Iowa State University debuts new corn Web site
Iowa State University Extension has launched a new Web site devoted to corn production. Although it is geared to Iowa corn growers, much of the information found at the new site will benefit farmers throughout the Corn Belt.
It was developed by Lori Abendroth, ISU Extension agronomy specialist, and Roger Elmore, Extension corn specialist.
"I think the website is an excellent tool for producers and agronomists across the state," says Abendroth. "Our goal is to provide current and relevant corn management information for our clientele, so they can make informed decisions."
Although most of the information was written by Elmore and Abendroth, there are articles from other corn-growing states.
One of the first sections, News, was light on content the first few days, as might be expected for a new site. However, the main section on Corn Production already has scores of links to research papers on various aspects of raising corn.

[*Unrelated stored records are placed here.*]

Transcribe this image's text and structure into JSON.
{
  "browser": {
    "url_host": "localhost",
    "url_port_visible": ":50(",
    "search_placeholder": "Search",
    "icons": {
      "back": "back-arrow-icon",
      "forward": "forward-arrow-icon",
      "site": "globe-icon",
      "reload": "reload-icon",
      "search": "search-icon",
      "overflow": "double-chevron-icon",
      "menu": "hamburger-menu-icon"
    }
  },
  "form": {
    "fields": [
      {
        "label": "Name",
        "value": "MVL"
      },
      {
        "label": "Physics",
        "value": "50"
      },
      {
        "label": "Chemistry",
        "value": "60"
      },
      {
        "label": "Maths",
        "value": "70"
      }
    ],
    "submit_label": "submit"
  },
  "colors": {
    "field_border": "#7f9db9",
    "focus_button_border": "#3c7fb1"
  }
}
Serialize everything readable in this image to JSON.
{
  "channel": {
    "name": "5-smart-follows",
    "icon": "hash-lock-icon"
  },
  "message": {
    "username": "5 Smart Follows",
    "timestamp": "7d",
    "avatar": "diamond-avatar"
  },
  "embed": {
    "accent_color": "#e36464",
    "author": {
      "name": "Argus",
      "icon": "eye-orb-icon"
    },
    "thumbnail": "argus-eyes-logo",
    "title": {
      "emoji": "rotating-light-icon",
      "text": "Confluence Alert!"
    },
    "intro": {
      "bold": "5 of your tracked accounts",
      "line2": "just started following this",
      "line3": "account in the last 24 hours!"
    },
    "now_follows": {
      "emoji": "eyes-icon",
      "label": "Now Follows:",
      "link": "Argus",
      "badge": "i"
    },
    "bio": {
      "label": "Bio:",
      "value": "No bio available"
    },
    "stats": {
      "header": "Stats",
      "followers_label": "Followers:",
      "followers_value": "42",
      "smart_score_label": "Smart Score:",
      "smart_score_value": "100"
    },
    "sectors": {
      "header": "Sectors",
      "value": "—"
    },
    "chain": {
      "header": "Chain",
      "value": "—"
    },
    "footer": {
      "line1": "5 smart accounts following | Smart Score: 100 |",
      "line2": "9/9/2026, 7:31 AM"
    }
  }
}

And it's well-organized. Click on the section called Corn Management and you will see seven categories listed. These divisions are based on whether a topic falls into an overall category or into a specific portion of the growing season.
Included in the overall categories are Growth and Development, Hybrid Selection/Genetics, and Cropping Systems and Rotations. These three general categories deal with broad topics that are not necessarily limited to a specific time period.
The growing season is divided into four categories: Planting, Early-Season, Mid/Late Season, and Harvesting. These categories are designed to address topics most important during those parts of the growing season.
Plus, all information regarding a certain topic will be contained within the specific page. This includes Extension publications, Extension newsletter articles, scientific papers, and 2006 research locations. For example, all information on the Web page regarding plant populations can be found under Planting.
In addition to the seven categories under Corn Management, there are also six other categories dealing with corn production. They are Tillage and Soil Fertility, Pest Management, Weather and Related Crop Response, Alternative Agriculture, End Uses of Corn, and Corn Production Economics and Statistics.
Plus, you can also use key words to search the Web site. There is also an Image Gallery of photos dealing with corn development.
Another section that should prove quite popular is the Resources page, which has links to ISU crops field specialists, other university corn Web sites, other university Extension newsletters, and federal organizations.
Perhaps the hottest topic in crop production right now is how to grow corn following corn. The new ISU site has a recent paper by Elmore entitled "Corn Following Corn: Potentials and Pitfalls." That paper includes references to other research on corn following corn.
Also available is a paper by Purdue agronomist Bob Nielsen entitled "Mitigate the Downside Risks of Corn Following Corn."